§ Goal of the exercise: Reproduce, word for word, all of the records; the pictures stay out.

§ Study material:

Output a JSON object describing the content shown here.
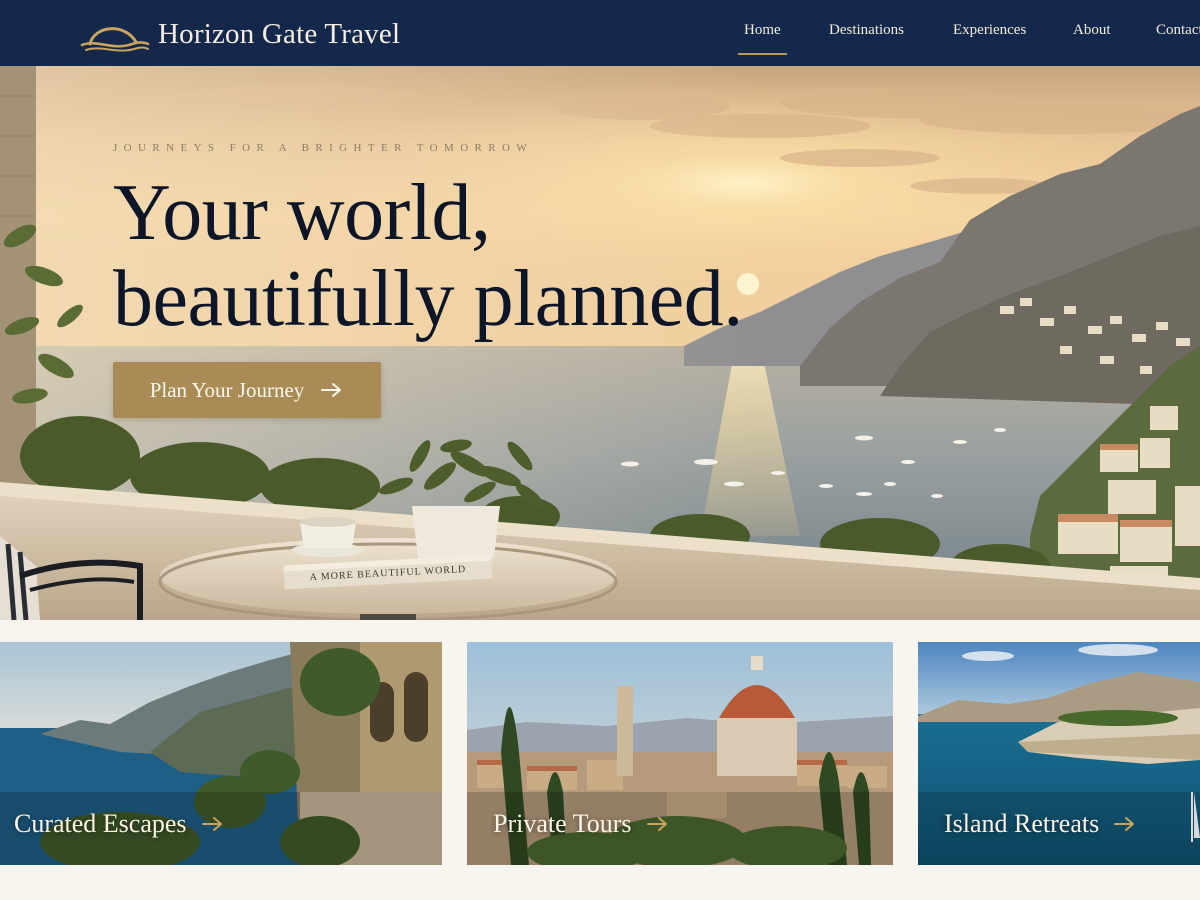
{
  "brand": {
    "name": "Horizon Gate Travel",
    "logo_icon": "sunset-arch-logo-icon"
  },
  "nav": {
    "items": [
      {
        "label": "Home",
        "active": true
      },
      {
        "label": "Destinations",
        "active": false
      },
      {
        "label": "Experiences",
        "active": false
      },
      {
        "label": "About",
        "active": false
      },
      {
        "label": "Contact",
        "active": false
      }
    ]
  },
  "hero": {
    "tagline": "JOURNEYS FOR A BRIGHTER TOMORROW",
    "headline_line1": "Your world,",
    "headline_line2": "beautifully planned.",
    "cta_label": "Plan Your Journey",
    "cta_icon": "arrow-right-icon",
    "book_title": "A MORE BEAUTIFUL WORLD"
  },
  "cards": [
    {
      "label": "Curated Escapes",
      "icon": "arrow-right-icon"
    },
    {
      "label": "Private Tours",
      "icon": "arrow-right-icon"
    },
    {
      "label": "Island Retreats",
      "icon": "arrow-right-icon"
    }
  ],
  "colors": {
    "navbar": "#13284a",
    "accent_gold": "#a98c55",
    "arrow_gold": "#c9a45c",
    "headline": "#0d1628",
    "page_background": "#f8f5ef"
  }
}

§ Answer box:
Output a JSON object describing the content shown here.
{
  "brand": {
    "name": "Horizon Gate Travel",
    "logo_icon": "sunset-arch-logo-icon"
  },
  "nav": {
    "items": [
      {
        "label": "Home",
        "active": true
      },
      {
        "label": "Destinations",
        "active": false
      },
      {
        "label": "Experiences",
        "active": false
      },
      {
        "label": "About",
        "active": false
      },
      {
        "label": "Contact",
        "active": false
      }
    ]
  },
  "hero": {
    "tagline": "JOURNEYS FOR A BRIGHTER TOMORROW",
    "headline_line1": "Your world,",
    "headline_line2": "beautifully planned.",
    "cta_label": "Plan Your Journey",
    "cta_icon": "arrow-right-icon",
    "book_title": "A MORE BEAUTIFUL WORLD"
  },
  "cards": [
    {
      "label": "Curated Escapes",
      "icon": "arrow-right-icon"
    },
    {
      "label": "Private Tours",
      "icon": "arrow-right-icon"
    },
    {
      "label": "Island Retreats",
      "icon": "arrow-right-icon"
    }
  ],
  "colors": {
    "navbar": "#13284a",
    "accent_gold": "#a98c55",
    "arrow_gold": "#c9a45c",
    "headline": "#0d1628",
    "page_background": "#f8f5ef"
  }
}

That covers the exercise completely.